Tired now. This weekend has included: lunch and hot chocolate with 3G, Scrabble and cream tea with a friend and then dim sum with two work friends today. Then I walked from Chinatown from Victoria (which is really not very far!) to do a spot of shopping, and am now totally exhausted.
I haven’t read anything this week; I’ve got four or five books lying around but can’t really get into any of them. In a bit of a reading slump.
Now corrected – chocolate BARS not chocolate bras…
Totally off-topic today.

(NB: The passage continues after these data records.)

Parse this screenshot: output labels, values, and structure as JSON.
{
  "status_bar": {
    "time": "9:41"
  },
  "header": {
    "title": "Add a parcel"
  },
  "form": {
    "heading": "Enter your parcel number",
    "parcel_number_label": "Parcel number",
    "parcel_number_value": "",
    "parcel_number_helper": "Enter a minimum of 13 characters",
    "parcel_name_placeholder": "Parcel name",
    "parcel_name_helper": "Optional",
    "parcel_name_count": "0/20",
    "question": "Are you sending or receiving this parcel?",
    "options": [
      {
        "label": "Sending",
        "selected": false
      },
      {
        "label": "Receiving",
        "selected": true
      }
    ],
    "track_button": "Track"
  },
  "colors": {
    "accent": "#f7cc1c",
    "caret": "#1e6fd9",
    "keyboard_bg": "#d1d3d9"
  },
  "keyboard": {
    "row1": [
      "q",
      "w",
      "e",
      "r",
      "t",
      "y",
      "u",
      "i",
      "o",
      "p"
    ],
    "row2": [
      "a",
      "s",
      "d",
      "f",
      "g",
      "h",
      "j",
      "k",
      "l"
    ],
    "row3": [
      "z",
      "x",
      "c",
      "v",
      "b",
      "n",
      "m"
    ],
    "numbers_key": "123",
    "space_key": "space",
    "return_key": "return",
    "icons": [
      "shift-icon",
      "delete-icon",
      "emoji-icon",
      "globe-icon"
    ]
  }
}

Is it any surprise that I like chocolate? It fills the gap between cups of tea very nicely. Some of my favourite chocolates, all of which aren’t made in the UK and therefore either have to be bought at ridiculous import prices or bought overseas and saved up, are:
Ritter Sport, especially the dark chocolate and marzipan one. It is totally impossible not to eat the entire 16 squares at once.

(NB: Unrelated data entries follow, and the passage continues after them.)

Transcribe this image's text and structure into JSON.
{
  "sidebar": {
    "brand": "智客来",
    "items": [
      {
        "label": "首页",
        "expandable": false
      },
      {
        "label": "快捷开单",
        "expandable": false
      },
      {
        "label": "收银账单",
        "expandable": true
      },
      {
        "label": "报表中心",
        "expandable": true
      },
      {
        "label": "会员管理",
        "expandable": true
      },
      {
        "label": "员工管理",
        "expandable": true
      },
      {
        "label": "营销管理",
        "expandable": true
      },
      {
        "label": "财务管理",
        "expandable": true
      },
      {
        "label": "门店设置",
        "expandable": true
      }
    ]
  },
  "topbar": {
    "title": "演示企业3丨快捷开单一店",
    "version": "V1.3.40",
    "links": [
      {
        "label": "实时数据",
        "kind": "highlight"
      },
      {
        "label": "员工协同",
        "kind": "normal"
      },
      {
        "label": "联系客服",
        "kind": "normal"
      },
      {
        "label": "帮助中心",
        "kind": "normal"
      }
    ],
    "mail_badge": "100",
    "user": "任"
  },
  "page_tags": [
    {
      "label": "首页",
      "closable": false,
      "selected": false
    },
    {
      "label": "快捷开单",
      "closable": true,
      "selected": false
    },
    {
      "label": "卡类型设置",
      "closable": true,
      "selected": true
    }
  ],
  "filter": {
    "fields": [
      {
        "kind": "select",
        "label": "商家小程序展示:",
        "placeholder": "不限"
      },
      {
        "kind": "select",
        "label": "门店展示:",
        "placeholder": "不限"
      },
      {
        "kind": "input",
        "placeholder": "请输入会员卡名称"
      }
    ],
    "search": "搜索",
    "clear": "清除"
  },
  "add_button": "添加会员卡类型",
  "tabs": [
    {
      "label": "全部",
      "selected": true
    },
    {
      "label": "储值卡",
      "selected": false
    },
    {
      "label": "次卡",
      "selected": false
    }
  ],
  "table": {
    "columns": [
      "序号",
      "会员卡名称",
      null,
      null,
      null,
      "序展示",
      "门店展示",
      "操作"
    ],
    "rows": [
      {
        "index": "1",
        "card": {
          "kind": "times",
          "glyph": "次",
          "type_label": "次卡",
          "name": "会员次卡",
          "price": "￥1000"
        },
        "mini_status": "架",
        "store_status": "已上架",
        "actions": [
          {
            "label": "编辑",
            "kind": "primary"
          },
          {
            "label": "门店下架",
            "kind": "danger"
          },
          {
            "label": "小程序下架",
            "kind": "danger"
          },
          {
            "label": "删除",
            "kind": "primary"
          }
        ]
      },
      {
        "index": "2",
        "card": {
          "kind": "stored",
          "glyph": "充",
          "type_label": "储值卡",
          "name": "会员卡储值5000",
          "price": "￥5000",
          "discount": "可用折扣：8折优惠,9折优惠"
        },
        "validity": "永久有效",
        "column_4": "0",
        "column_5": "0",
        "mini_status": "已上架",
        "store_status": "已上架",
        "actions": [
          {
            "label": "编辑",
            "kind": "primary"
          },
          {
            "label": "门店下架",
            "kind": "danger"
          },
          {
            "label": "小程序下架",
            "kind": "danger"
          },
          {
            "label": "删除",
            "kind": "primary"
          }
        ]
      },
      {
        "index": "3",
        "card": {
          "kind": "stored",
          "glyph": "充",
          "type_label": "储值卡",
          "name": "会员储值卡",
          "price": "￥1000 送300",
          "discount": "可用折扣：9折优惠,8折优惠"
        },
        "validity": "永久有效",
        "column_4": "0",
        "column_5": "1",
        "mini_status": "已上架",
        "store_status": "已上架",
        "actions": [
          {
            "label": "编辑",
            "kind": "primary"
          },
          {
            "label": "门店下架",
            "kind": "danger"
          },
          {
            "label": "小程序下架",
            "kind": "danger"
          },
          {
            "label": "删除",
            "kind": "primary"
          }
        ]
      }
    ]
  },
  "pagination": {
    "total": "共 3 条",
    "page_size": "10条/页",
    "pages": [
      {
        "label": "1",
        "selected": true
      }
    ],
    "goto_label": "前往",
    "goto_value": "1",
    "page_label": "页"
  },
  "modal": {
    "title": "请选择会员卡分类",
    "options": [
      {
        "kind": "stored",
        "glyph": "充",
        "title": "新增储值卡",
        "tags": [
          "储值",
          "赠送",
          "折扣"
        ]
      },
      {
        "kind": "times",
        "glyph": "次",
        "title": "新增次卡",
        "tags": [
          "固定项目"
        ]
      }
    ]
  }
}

Mint Slice biscuits, made by Arnott’s in Australia. These, believe it or not, are greatly improved in taste, texture and longevity (at least, duration of time they can be in my house before I eat them) by keeping them in the freezer.
Violet Crumble and Cherry Ripe chocolate bars, again Australian. These are The Musician’s and The Book Accumulator’s favourite Aussie chocolate bars respectively so always seemed like a huge treat. And they’re so yummy.
Golden Rough (again, Australian) – this is a pretty cheap 6/7cm disc of milk chocolate with coconut mixed through it. So good.
Oh, and Choco Leibniz and Ohne Gleichen biscuits from Germany as well.
The common factor for most of these is dark chocolate. Do we just like dark chocolate less in the UK?
What are your favourite chocolates?
Obviously, what you do on the first morning you’re feeling better after a cold, is to sit and go through your LibraryThing and Goodreads histories, cross-referencing to blog reviews and spreadsheets.
Anyway in the process I discovered a load of books I had totally forgotten I had read. By this I don’t just mean I didn’t remember what I thought of the book, but that if you’d asked me, I would have said that I’d never read it. Even looking at my records, I don’t remember reading the book, despite having given them good marks! They include (links to reviews!):
The Kingmaker’s Daughter by Philippa Gregory – 8/10
The Memory Keeper’s Daughter by Kim Edwards – 7/10
Elsewhere by Gabrielle Zevin – 8/10
Gods Behaving Badly by Marie Phillips – 7/10
Does this happen to anyone else?
(buying a book you have forgotten that you own is totally normal and acceptable, right?)
Because Booking Through Thursday often doesn’t post until too late in the day for me (thanks to time differences), I have decided that on Thursdays I’ll either answer a Booking Through Thursday question or a Top Ten Tuesday question (the latter are run on The Broke and The Bookish blog), although I might let myself stop at 5 rather than going all the way to a list of 10! This week’s:
October 21: Top New Series I Want To Start (New..let’s say within the last year or two)
Well. What new series do I want to start?
I can definitely think of some series that I have started in the past and would love to complete or re-read. Anne of Green Gables, the Sue Grafton’s Kinsey Millhone “A is for Alibi” series, Elizabeth Peters’ Amelia Peabody series… in fact:
1. Elizabeth Peters’ Amelia Peabody series. I’ve only read the first one (Crocodile on the Sandbank) so that definitely nearly counts as a new series.
2. Diana Gabaldon’s Outlander series. I’ve heard so much good stuff about them, how can I resist?
3. Hilary Mantel’s Wolf Hall series (is it a stretch, at two published and one more intended, to call it a series?). I’ve had The Musician’s copy of Wolf Hall for at least 2 if not 3 years now. No excuse that I haven’t read it.
4. Kerry Greenwood’s Phryne Fisher series. I love the TV series, when I get a minute to watch it; I suspect I’d get through the books faster.
and finally, though perhaps not quite within the next 2 years,
5. The Little Golden Books series – I had some of these as a child and have no doubt I’ll be reading a lot with baby RWT eventually!